#### Available data:
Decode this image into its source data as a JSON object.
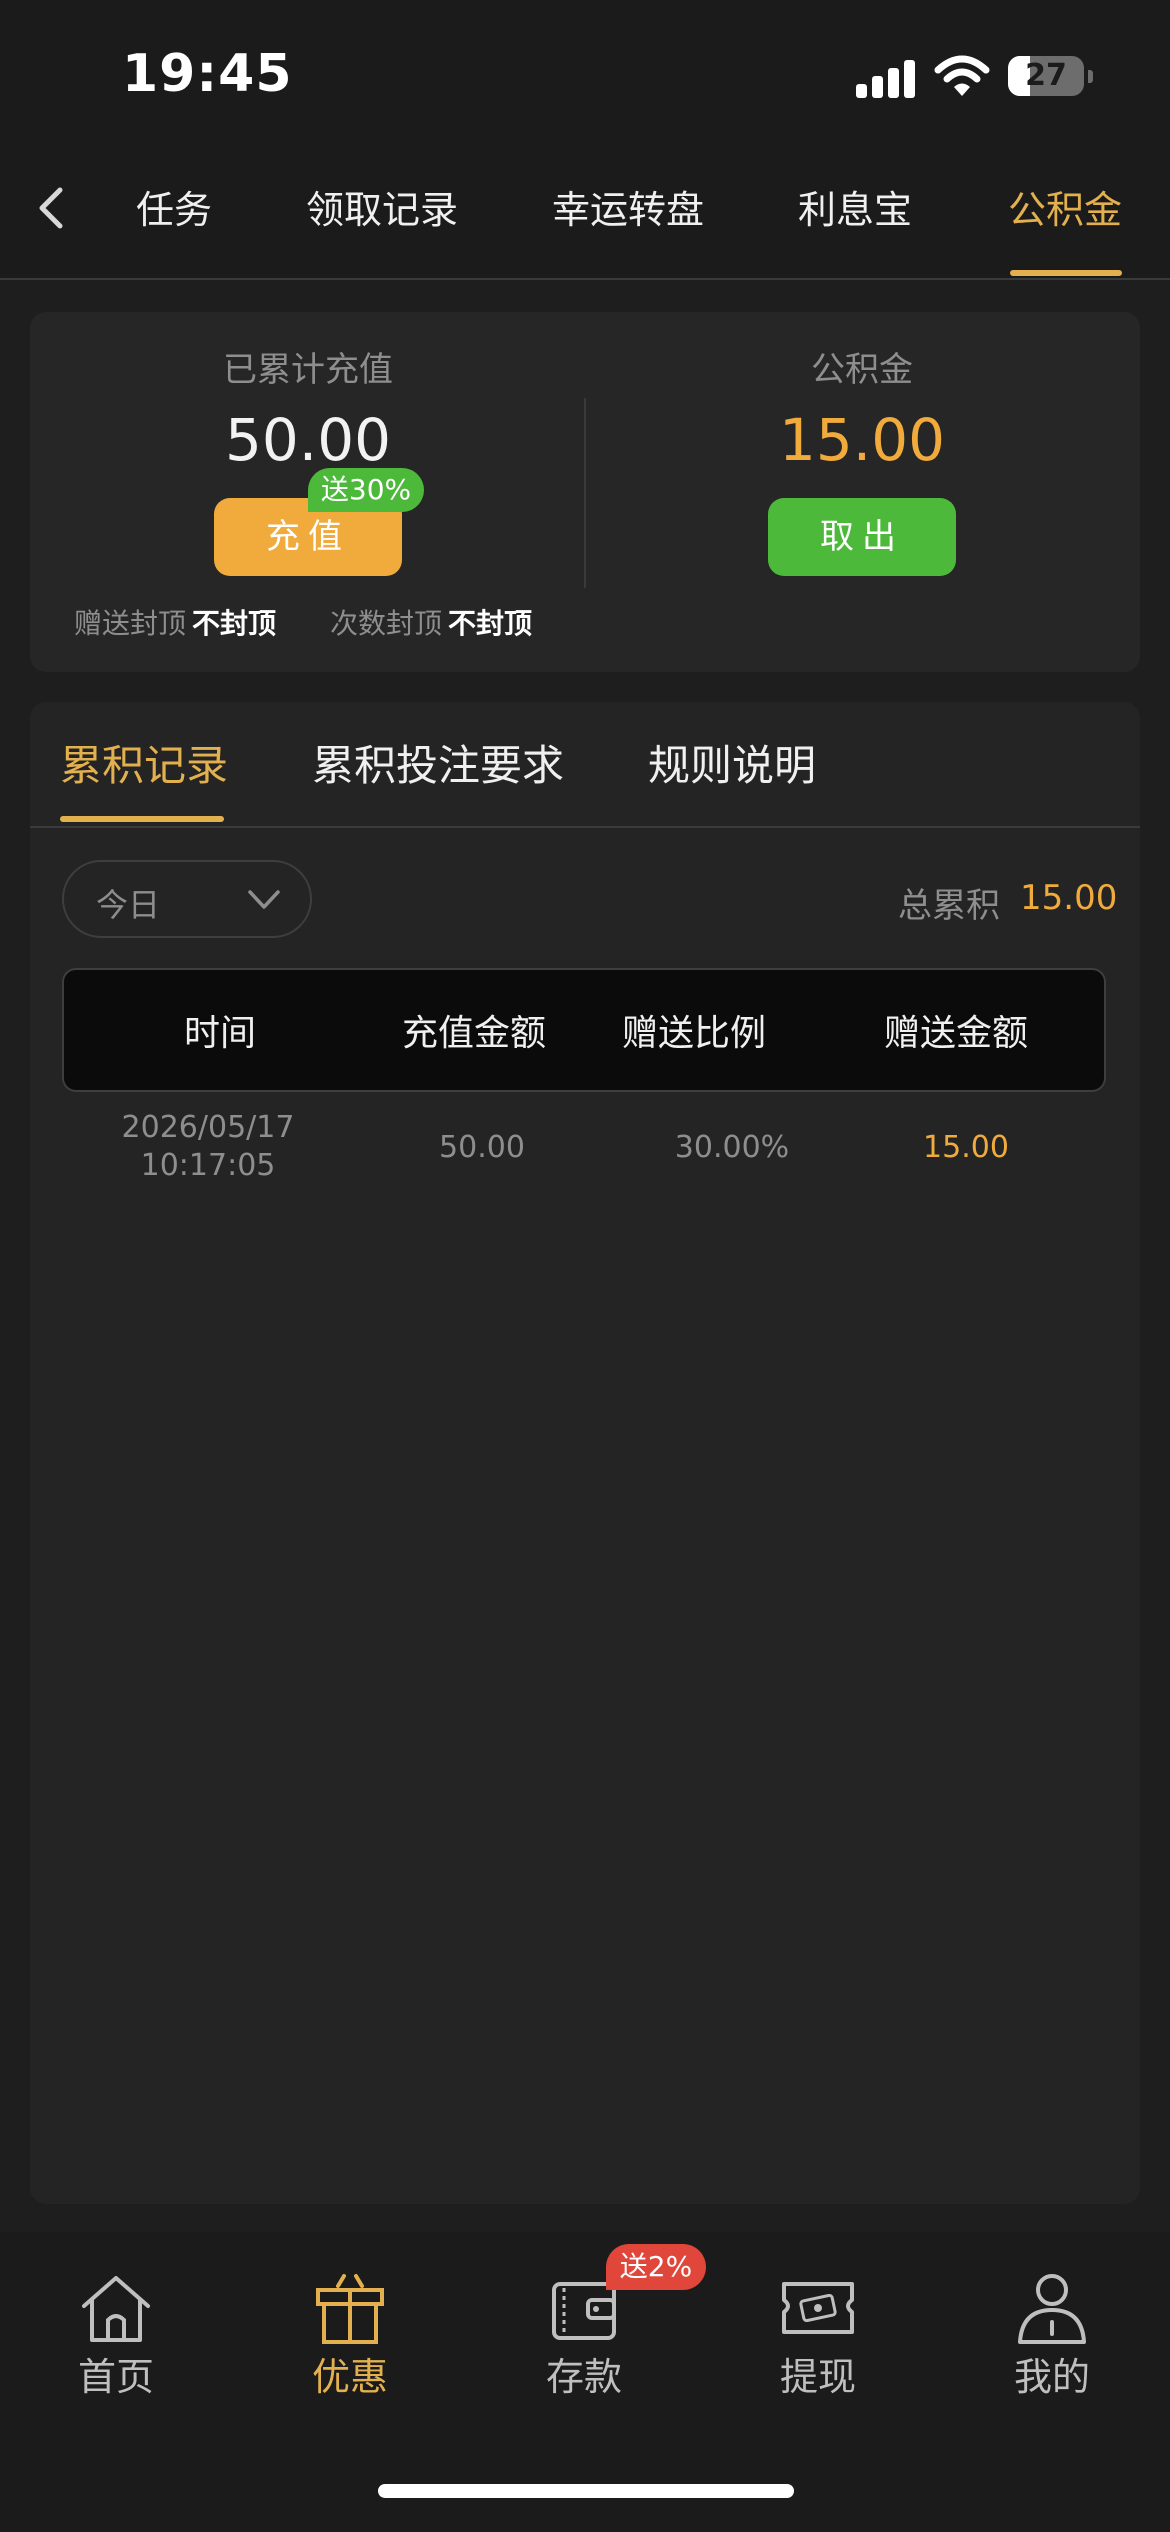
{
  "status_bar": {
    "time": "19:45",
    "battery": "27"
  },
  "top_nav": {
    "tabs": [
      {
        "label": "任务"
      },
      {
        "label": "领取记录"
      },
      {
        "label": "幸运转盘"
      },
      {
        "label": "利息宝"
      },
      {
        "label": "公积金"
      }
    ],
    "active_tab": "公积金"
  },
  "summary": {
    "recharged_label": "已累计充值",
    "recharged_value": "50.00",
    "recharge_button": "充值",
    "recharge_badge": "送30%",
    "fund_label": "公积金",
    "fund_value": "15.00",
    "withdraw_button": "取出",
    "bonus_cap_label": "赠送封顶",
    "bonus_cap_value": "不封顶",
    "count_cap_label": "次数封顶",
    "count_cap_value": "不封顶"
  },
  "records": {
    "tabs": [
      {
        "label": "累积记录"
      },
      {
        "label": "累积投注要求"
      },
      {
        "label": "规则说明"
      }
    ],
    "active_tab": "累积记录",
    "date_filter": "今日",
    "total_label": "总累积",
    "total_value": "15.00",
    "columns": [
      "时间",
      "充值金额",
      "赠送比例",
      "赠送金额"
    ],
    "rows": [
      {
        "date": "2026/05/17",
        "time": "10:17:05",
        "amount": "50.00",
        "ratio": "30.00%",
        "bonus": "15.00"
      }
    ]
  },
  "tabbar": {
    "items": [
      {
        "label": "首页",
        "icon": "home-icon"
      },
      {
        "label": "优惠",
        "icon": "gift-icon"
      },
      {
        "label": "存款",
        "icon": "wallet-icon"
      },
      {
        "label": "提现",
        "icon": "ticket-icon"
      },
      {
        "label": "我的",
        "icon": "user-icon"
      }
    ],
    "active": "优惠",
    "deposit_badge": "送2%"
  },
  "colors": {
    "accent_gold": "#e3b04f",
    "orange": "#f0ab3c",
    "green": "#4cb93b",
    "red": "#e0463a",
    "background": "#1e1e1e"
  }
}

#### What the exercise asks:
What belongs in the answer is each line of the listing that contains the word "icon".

#### Result:
        "icon": "home-icon"
        "icon": "gift-icon"
        "icon": "wallet-icon"
        "icon": "ticket-icon"
        "icon": "user-icon"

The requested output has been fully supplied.